Web page and app entries:
╭──

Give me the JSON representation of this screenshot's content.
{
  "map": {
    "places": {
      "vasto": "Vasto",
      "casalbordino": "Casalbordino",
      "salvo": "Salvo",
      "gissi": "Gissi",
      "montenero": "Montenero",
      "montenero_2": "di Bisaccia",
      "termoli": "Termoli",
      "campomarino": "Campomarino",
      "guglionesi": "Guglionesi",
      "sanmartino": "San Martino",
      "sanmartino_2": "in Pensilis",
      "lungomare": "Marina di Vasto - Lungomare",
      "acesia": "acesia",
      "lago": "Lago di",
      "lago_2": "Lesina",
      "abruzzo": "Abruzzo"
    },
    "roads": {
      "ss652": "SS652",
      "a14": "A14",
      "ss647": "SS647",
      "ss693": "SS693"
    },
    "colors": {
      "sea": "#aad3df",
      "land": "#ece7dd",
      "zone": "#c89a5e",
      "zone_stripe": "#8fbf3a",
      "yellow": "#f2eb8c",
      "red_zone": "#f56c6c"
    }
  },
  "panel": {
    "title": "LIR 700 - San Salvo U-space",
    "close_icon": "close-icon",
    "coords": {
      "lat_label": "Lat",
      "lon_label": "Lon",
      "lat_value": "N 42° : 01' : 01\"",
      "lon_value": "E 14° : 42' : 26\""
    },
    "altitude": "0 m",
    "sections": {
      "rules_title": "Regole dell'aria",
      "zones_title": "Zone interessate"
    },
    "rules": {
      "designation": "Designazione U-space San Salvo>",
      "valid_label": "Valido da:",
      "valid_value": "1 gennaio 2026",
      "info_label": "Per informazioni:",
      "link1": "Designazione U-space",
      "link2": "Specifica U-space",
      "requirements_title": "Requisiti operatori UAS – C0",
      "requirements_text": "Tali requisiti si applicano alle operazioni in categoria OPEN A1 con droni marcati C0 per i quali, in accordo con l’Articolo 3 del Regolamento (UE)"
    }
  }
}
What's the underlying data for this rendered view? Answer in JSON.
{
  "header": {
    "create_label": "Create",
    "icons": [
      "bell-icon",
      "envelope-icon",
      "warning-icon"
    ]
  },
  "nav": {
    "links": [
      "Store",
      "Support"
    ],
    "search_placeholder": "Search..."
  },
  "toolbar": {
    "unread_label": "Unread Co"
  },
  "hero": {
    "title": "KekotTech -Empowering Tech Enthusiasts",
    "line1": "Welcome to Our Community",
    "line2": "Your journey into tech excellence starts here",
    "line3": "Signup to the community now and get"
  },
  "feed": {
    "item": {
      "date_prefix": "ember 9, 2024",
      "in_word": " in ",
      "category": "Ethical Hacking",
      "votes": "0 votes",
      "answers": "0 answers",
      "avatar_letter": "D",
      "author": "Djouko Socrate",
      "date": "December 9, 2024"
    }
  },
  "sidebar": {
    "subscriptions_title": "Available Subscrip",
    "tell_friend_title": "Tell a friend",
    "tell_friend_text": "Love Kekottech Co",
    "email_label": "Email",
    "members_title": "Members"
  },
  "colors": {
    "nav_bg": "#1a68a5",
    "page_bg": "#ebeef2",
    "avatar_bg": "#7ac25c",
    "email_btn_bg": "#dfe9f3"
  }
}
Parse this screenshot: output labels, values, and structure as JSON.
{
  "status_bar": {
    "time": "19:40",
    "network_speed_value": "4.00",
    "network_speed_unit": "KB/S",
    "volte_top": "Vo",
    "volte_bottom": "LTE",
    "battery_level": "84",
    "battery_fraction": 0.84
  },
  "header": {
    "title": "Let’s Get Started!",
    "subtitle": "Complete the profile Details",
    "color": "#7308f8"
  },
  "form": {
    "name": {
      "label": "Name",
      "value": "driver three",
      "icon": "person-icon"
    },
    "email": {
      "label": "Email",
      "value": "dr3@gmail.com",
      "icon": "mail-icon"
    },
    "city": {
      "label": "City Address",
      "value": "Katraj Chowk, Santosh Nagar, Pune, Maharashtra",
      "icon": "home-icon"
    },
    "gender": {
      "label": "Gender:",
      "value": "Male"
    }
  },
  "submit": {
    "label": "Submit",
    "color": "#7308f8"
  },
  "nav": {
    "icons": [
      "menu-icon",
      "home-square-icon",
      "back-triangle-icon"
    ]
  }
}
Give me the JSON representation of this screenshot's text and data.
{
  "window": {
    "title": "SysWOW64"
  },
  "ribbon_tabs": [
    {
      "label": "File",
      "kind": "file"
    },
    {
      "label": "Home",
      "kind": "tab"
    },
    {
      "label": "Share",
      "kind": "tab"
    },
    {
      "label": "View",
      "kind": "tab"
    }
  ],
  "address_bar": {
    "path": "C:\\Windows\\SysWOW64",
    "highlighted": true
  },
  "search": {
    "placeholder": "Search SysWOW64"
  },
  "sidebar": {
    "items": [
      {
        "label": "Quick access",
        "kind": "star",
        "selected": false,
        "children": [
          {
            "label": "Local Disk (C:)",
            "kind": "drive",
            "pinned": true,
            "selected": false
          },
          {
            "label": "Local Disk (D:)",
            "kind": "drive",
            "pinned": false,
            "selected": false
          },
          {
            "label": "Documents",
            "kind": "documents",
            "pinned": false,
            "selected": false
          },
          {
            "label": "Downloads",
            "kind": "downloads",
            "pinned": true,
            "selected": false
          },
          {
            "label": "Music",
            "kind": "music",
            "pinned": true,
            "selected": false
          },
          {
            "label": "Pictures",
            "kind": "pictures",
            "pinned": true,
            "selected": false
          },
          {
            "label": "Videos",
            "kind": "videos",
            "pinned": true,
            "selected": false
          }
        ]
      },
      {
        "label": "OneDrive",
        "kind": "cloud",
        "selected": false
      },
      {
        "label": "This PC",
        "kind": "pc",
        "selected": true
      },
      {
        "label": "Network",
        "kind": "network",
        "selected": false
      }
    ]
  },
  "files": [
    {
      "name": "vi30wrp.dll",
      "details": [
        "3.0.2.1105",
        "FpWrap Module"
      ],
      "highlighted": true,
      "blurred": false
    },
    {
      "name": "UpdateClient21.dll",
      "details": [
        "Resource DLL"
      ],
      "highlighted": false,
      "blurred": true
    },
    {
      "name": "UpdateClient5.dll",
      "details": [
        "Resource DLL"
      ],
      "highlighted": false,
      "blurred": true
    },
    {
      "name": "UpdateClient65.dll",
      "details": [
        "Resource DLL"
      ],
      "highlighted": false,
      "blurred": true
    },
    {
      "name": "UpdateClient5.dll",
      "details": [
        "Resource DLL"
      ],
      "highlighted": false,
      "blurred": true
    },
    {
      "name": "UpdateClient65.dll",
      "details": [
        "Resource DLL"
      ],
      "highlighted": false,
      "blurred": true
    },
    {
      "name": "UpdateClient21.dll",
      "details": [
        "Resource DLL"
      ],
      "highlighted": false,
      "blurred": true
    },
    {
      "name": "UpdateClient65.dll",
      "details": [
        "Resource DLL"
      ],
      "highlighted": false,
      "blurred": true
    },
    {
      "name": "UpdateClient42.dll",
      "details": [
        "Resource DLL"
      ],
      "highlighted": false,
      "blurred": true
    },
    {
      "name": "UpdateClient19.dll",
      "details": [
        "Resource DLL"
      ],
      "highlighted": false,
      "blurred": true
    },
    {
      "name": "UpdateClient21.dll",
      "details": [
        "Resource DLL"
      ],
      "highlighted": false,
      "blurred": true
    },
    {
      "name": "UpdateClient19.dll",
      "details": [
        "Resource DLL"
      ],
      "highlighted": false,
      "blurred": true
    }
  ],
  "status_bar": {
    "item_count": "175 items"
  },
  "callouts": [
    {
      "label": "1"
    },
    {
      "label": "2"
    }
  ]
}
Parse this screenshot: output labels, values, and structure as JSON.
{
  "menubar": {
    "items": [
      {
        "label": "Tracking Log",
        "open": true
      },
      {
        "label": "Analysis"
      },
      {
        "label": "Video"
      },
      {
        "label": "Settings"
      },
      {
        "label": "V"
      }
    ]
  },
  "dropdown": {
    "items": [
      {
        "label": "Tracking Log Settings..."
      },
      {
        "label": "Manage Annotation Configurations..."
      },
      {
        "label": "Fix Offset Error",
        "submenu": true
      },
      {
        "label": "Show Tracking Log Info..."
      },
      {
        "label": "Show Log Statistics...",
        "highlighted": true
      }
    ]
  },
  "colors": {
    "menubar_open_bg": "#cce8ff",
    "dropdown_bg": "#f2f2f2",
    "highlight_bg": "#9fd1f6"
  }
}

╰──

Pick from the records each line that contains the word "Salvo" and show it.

      "salvo": "Salvo",
    "title": "LIR 700 - San Salvo U-space",
      "designation": "Designazione U-space San Salvo>",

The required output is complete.